[Website and app data records]
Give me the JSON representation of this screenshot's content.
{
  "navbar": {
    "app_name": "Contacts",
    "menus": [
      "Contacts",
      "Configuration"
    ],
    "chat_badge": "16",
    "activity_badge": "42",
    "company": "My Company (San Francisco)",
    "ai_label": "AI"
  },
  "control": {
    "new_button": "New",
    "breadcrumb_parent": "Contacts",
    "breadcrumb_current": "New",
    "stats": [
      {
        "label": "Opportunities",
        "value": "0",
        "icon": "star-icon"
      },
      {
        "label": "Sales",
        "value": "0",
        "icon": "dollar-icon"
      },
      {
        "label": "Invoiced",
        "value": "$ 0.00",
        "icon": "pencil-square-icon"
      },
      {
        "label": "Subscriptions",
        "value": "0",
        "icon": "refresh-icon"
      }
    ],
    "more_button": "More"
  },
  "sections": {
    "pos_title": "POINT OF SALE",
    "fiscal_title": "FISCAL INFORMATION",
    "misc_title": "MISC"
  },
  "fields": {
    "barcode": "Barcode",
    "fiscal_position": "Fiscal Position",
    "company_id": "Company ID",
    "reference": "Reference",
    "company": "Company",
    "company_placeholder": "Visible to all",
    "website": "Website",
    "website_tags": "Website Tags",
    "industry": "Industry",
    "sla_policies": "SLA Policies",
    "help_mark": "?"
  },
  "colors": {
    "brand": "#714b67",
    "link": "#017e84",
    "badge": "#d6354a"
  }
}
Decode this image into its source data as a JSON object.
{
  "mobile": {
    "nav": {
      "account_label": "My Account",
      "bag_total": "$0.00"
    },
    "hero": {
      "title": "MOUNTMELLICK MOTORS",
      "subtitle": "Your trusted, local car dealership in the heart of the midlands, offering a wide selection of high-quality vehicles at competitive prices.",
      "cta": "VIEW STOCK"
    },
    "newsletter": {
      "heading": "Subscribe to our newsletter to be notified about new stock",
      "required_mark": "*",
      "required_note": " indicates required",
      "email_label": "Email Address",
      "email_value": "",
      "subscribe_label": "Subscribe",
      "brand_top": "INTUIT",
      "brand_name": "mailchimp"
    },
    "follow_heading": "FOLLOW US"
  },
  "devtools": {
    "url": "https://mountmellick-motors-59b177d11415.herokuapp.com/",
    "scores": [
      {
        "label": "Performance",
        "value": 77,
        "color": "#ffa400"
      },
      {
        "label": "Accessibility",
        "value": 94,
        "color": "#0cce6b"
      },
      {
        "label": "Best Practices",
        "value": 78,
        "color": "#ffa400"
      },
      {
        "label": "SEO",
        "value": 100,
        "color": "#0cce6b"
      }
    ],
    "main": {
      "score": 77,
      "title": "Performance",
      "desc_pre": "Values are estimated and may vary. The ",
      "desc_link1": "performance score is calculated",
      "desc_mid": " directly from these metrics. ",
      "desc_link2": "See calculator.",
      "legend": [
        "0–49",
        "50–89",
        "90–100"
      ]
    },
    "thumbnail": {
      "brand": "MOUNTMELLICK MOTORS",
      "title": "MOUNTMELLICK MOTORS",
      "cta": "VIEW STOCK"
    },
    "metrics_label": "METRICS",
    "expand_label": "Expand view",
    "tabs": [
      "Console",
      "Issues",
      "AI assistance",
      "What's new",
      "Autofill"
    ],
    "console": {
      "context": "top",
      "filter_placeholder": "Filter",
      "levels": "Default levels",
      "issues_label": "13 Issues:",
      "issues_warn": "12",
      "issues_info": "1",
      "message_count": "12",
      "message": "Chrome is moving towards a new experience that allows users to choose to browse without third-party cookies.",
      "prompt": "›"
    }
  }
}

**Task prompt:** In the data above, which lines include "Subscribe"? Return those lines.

**Task output:**
      "heading": "Subscribe to our newsletter to be notified about new stock",
      "subscribe_label": "Subscribe",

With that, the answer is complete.